(Problem to work on): Here are some records; quote them exactly, leaving out the pictures.

** Opening Data under study block **

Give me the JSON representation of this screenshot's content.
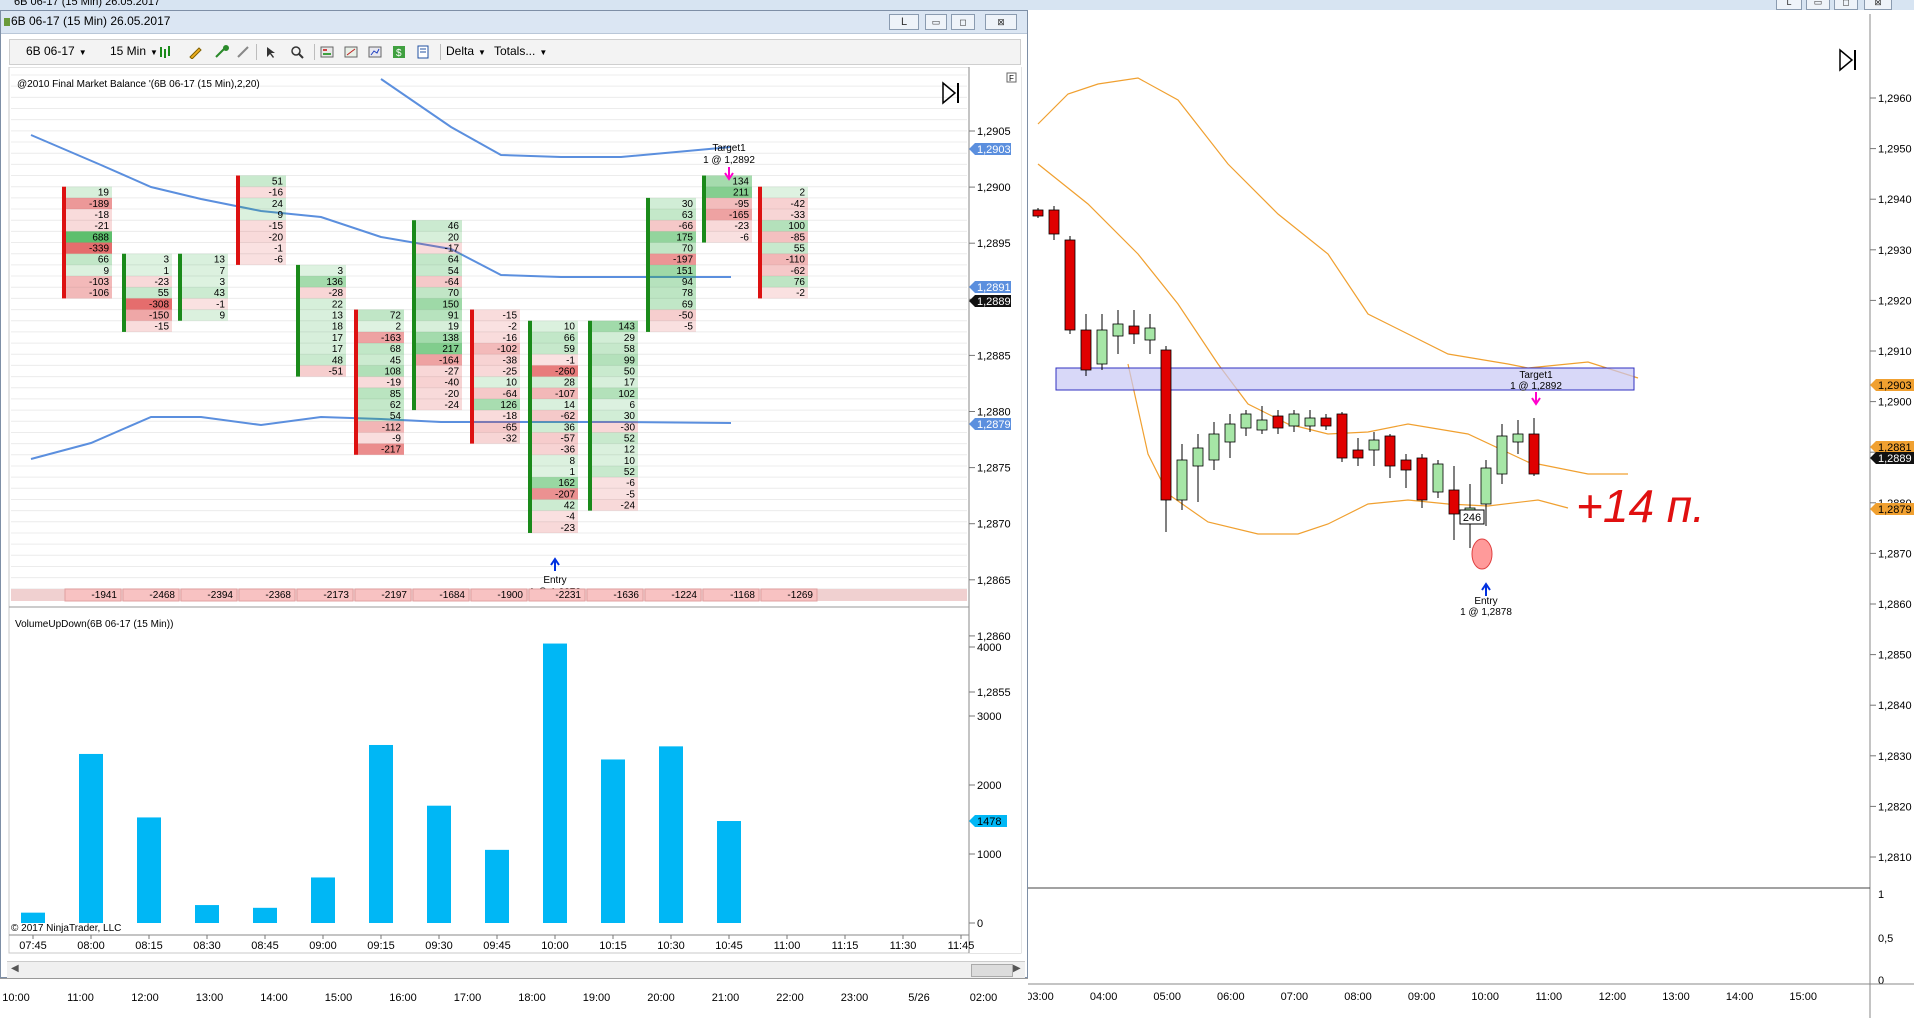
{
  "background_window": {
    "title": "6B 06-17 (15 Min)  26.05.2017",
    "right_chart": {
      "price_axis_ticks": [
        "1,2960",
        "1,2950",
        "1,2940",
        "1,2930",
        "1,2920",
        "1,2910",
        "1,2900",
        "1,2890",
        "1,2880",
        "1,2870",
        "1,2860",
        "1,2850",
        "1,2840",
        "1,2830",
        "1,2820",
        "1,2810"
      ],
      "price_labels": {
        "target": "1,2903",
        "upper": "1,2881",
        "last": "1,2889",
        "entry": "1,2879"
      },
      "lower_panel_ticks": [
        "1",
        "0,5",
        "0"
      ],
      "time_ticks": [
        "03:00",
        "04:00",
        "05:00",
        "06:00",
        "07:00",
        "08:00",
        "09:00",
        "10:00",
        "11:00",
        "12:00",
        "13:00",
        "14:00",
        "15:00"
      ],
      "target_label": "Target1",
      "target_detail": "1 @ 1,2892",
      "entry_label": "Entry",
      "entry_detail": "1 @ 1,2878",
      "box_value": "246",
      "annotation": "+14 п."
    },
    "bottom_time_ticks": [
      "10:00",
      "11:00",
      "12:00",
      "13:00",
      "14:00",
      "15:00",
      "16:00",
      "17:00",
      "18:00",
      "19:00",
      "20:00",
      "21:00",
      "22:00",
      "23:00",
      "5/26",
      "02:00"
    ]
  },
  "popup_window": {
    "title": "6B 06-17 (15 Min)  26.05.2017",
    "window_buttons": {
      "link": "L",
      "min": "▭",
      "max": "◻",
      "close": "⊠"
    },
    "toolbar": {
      "instrument": "6B 06-17",
      "interval": "15 Min",
      "delta": "Delta",
      "totals": "Totals..."
    },
    "indicator_label": "@2010 Final Market Balance '(6B 06-17 (15 Min),2,20)",
    "price_axis_ticks": [
      "1,2905",
      "1,2900",
      "1,2895",
      "1,2890",
      "1,2885",
      "1,2880",
      "1,2875",
      "1,2870",
      "1,2865",
      "1,2860",
      "1,2855"
    ],
    "price_labels": {
      "upper": "1,2903",
      "band": "1,2891",
      "last": "1,2889",
      "lower": "1,2879"
    },
    "target_label": "Target1",
    "target_detail": "1 @ 1,2892",
    "entry_label": "Entry",
    "entry_detail": "1 @ 1,2878",
    "totals_row": [
      "-1941",
      "-2468",
      "-2394",
      "-2368",
      "-2173",
      "-2197",
      "-1684",
      "-1900",
      "-2231",
      "-1636",
      "-1224",
      "-1168",
      "-1269"
    ],
    "volume_panel_label": "VolumeUpDown(6B 06-17 (15 Min))",
    "volume_axis_ticks": [
      "4000",
      "3000",
      "2000",
      "1000",
      "0"
    ],
    "volume_last_label": "1478",
    "copyright": "© 2017 NinjaTrader, LLC",
    "time_ticks": [
      "07:45",
      "08:00",
      "08:15",
      "08:30",
      "08:45",
      "09:00",
      "09:15",
      "09:30",
      "09:45",
      "10:00",
      "10:15",
      "10:30",
      "10:45",
      "11:00",
      "11:15",
      "11:30",
      "11:45"
    ],
    "footprint_columns": [
      {
        "cells": [
          "19",
          "-189",
          "-18",
          "-21",
          "688",
          "-339",
          "66",
          "9",
          "-103",
          "-106"
        ]
      },
      {
        "cells": [
          "3",
          "1",
          "-23",
          "55",
          "-308",
          "-150",
          "-15"
        ]
      },
      {
        "cells": [
          "13",
          "7",
          "3",
          "43",
          "-1",
          "9"
        ]
      },
      {
        "cells": [
          "51",
          "-16",
          "24",
          "9",
          "-15",
          "-20",
          "-1",
          "-6"
        ]
      },
      {
        "cells": [
          "3",
          "136",
          "-28",
          "22",
          "13",
          "18",
          "17",
          "17",
          "48",
          "-51"
        ]
      },
      {
        "cells": [
          "72",
          "2",
          "-163",
          "68",
          "45",
          "108",
          "-19",
          "85",
          "62",
          "54",
          "-112",
          "-9",
          "-217"
        ]
      },
      {
        "cells": [
          "46",
          "20",
          "-17",
          "64",
          "54",
          "-64",
          "70",
          "150",
          "91",
          "19",
          "138",
          "217",
          "-164",
          "-27",
          "-40",
          "-20",
          "-24"
        ]
      },
      {
        "cells": [
          "-15",
          "-2",
          "-16",
          "-102",
          "-38",
          "-25",
          "10",
          "-64",
          "126",
          "-18",
          "-65",
          "-32"
        ]
      },
      {
        "cells": [
          "10",
          "66",
          "59",
          "-1",
          "-260",
          "28",
          "-107",
          "14",
          "-62",
          "36",
          "-57",
          "-36",
          "8",
          "1",
          "162",
          "-207",
          "42",
          "-4",
          "-23"
        ]
      },
      {
        "cells": [
          "143",
          "29",
          "58",
          "99",
          "50",
          "17",
          "102",
          "6",
          "30",
          "-30",
          "52",
          "12",
          "10",
          "52",
          "-6",
          "-5",
          "-24"
        ]
      },
      {
        "cells": [
          "30",
          "63",
          "-66",
          "175",
          "70",
          "-197",
          "151",
          "94",
          "78",
          "69",
          "-50",
          "-5"
        ]
      },
      {
        "cells": [
          "134",
          "211",
          "-95",
          "-165",
          "-23",
          "-6"
        ]
      },
      {
        "cells": [
          "2",
          "-42",
          "-33",
          "100",
          "-85",
          "55",
          "-110",
          "-62",
          "76",
          "-2"
        ]
      }
    ],
    "volume_bars": [
      {
        "time": "07:45",
        "value": 150
      },
      {
        "time": "08:00",
        "value": 2450
      },
      {
        "time": "08:15",
        "value": 1530
      },
      {
        "time": "08:30",
        "value": 260
      },
      {
        "time": "08:45",
        "value": 220
      },
      {
        "time": "09:00",
        "value": 660
      },
      {
        "time": "09:15",
        "value": 2580
      },
      {
        "time": "09:30",
        "value": 1700
      },
      {
        "time": "09:45",
        "value": 1060
      },
      {
        "time": "10:00",
        "value": 4050
      },
      {
        "time": "10:15",
        "value": 2370
      },
      {
        "time": "10:30",
        "value": 2560
      },
      {
        "time": "10:45",
        "value": 1478
      }
    ]
  },
  "colors": {
    "volume_bar": "#00b7f5",
    "band_line": "#5b8fde",
    "candle_up": "#a6e6a6",
    "candle_down": "#e00000",
    "bollinger": "#f0a030",
    "target_zone": "#c8c8f5",
    "annotation": "#e01010",
    "positive_cell": "#d9f5d9",
    "negative_cell": "#f8d0d0"
  }
}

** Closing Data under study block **

(Result):
Give me the JSON representation of this screenshot's content.
{
  "background_window": {
    "title": "6B 06-17 (15 Min)  26.05.2017",
    "right_chart": {
      "price_axis_ticks": [
        "1,2960",
        "1,2950",
        "1,2940",
        "1,2930",
        "1,2920",
        "1,2910",
        "1,2900",
        "1,2890",
        "1,2880",
        "1,2870",
        "1,2860",
        "1,2850",
        "1,2840",
        "1,2830",
        "1,2820",
        "1,2810"
      ],
      "price_labels": {
        "target": "1,2903",
        "upper": "1,2881",
        "last": "1,2889",
        "entry": "1,2879"
      },
      "lower_panel_ticks": [
        "1",
        "0,5",
        "0"
      ],
      "time_ticks": [
        "03:00",
        "04:00",
        "05:00",
        "06:00",
        "07:00",
        "08:00",
        "09:00",
        "10:00",
        "11:00",
        "12:00",
        "13:00",
        "14:00",
        "15:00"
      ],
      "target_label": "Target1",
      "target_detail": "1 @ 1,2892",
      "entry_label": "Entry",
      "entry_detail": "1 @ 1,2878",
      "box_value": "246",
      "annotation": "+14 п."
    },
    "bottom_time_ticks": [
      "10:00",
      "11:00",
      "12:00",
      "13:00",
      "14:00",
      "15:00",
      "16:00",
      "17:00",
      "18:00",
      "19:00",
      "20:00",
      "21:00",
      "22:00",
      "23:00",
      "5/26",
      "02:00"
    ]
  },
  "popup_window": {
    "title": "6B 06-17 (15 Min)  26.05.2017",
    "window_buttons": {
      "link": "L",
      "min": "▭",
      "max": "◻",
      "close": "⊠"
    },
    "toolbar": {
      "instrument": "6B 06-17",
      "interval": "15 Min",
      "delta": "Delta",
      "totals": "Totals..."
    },
    "indicator_label": "@2010 Final Market Balance '(6B 06-17 (15 Min),2,20)",
    "price_axis_ticks": [
      "1,2905",
      "1,2900",
      "1,2895",
      "1,2890",
      "1,2885",
      "1,2880",
      "1,2875",
      "1,2870",
      "1,2865",
      "1,2860",
      "1,2855"
    ],
    "price_labels": {
      "upper": "1,2903",
      "band": "1,2891",
      "last": "1,2889",
      "lower": "1,2879"
    },
    "target_label": "Target1",
    "target_detail": "1 @ 1,2892",
    "entry_label": "Entry",
    "entry_detail": "1 @ 1,2878",
    "totals_row": [
      "-1941",
      "-2468",
      "-2394",
      "-2368",
      "-2173",
      "-2197",
      "-1684",
      "-1900",
      "-2231",
      "-1636",
      "-1224",
      "-1168",
      "-1269"
    ],
    "volume_panel_label": "VolumeUpDown(6B 06-17 (15 Min))",
    "volume_axis_ticks": [
      "4000",
      "3000",
      "2000",
      "1000",
      "0"
    ],
    "volume_last_label": "1478",
    "copyright": "© 2017 NinjaTrader, LLC",
    "time_ticks": [
      "07:45",
      "08:00",
      "08:15",
      "08:30",
      "08:45",
      "09:00",
      "09:15",
      "09:30",
      "09:45",
      "10:00",
      "10:15",
      "10:30",
      "10:45",
      "11:00",
      "11:15",
      "11:30",
      "11:45"
    ],
    "footprint_columns": [
      {
        "cells": [
          "19",
          "-189",
          "-18",
          "-21",
          "688",
          "-339",
          "66",
          "9",
          "-103",
          "-106"
        ]
      },
      {
        "cells": [
          "3",
          "1",
          "-23",
          "55",
          "-308",
          "-150",
          "-15"
        ]
      },
      {
        "cells": [
          "13",
          "7",
          "3",
          "43",
          "-1",
          "9"
        ]
      },
      {
        "cells": [
          "51",
          "-16",
          "24",
          "9",
          "-15",
          "-20",
          "-1",
          "-6"
        ]
      },
      {
        "cells": [
          "3",
          "136",
          "-28",
          "22",
          "13",
          "18",
          "17",
          "17",
          "48",
          "-51"
        ]
      },
      {
        "cells": [
          "72",
          "2",
          "-163",
          "68",
          "45",
          "108",
          "-19",
          "85",
          "62",
          "54",
          "-112",
          "-9",
          "-217"
        ]
      },
      {
        "cells": [
          "46",
          "20",
          "-17",
          "64",
          "54",
          "-64",
          "70",
          "150",
          "91",
          "19",
          "138",
          "217",
          "-164",
          "-27",
          "-40",
          "-20",
          "-24"
        ]
      },
      {
        "cells": [
          "-15",
          "-2",
          "-16",
          "-102",
          "-38",
          "-25",
          "10",
          "-64",
          "126",
          "-18",
          "-65",
          "-32"
        ]
      },
      {
        "cells": [
          "10",
          "66",
          "59",
          "-1",
          "-260",
          "28",
          "-107",
          "14",
          "-62",
          "36",
          "-57",
          "-36",
          "8",
          "1",
          "162",
          "-207",
          "42",
          "-4",
          "-23"
        ]
      },
      {
        "cells": [
          "143",
          "29",
          "58",
          "99",
          "50",
          "17",
          "102",
          "6",
          "30",
          "-30",
          "52",
          "12",
          "10",
          "52",
          "-6",
          "-5",
          "-24"
        ]
      },
      {
        "cells": [
          "30",
          "63",
          "-66",
          "175",
          "70",
          "-197",
          "151",
          "94",
          "78",
          "69",
          "-50",
          "-5"
        ]
      },
      {
        "cells": [
          "134",
          "211",
          "-95",
          "-165",
          "-23",
          "-6"
        ]
      },
      {
        "cells": [
          "2",
          "-42",
          "-33",
          "100",
          "-85",
          "55",
          "-110",
          "-62",
          "76",
          "-2"
        ]
      }
    ],
    "volume_bars": [
      {
        "time": "07:45",
        "value": 150
      },
      {
        "time": "08:00",
        "value": 2450
      },
      {
        "time": "08:15",
        "value": 1530
      },
      {
        "time": "08:30",
        "value": 260
      },
      {
        "time": "08:45",
        "value": 220
      },
      {
        "time": "09:00",
        "value": 660
      },
      {
        "time": "09:15",
        "value": 2580
      },
      {
        "time": "09:30",
        "value": 1700
      },
      {
        "time": "09:45",
        "value": 1060
      },
      {
        "time": "10:00",
        "value": 4050
      },
      {
        "time": "10:15",
        "value": 2370
      },
      {
        "time": "10:30",
        "value": 2560
      },
      {
        "time": "10:45",
        "value": 1478
      }
    ]
  },
  "colors": {
    "volume_bar": "#00b7f5",
    "band_line": "#5b8fde",
    "candle_up": "#a6e6a6",
    "candle_down": "#e00000",
    "bollinger": "#f0a030",
    "target_zone": "#c8c8f5",
    "annotation": "#e01010",
    "positive_cell": "#d9f5d9",
    "negative_cell": "#f8d0d0"
  }
}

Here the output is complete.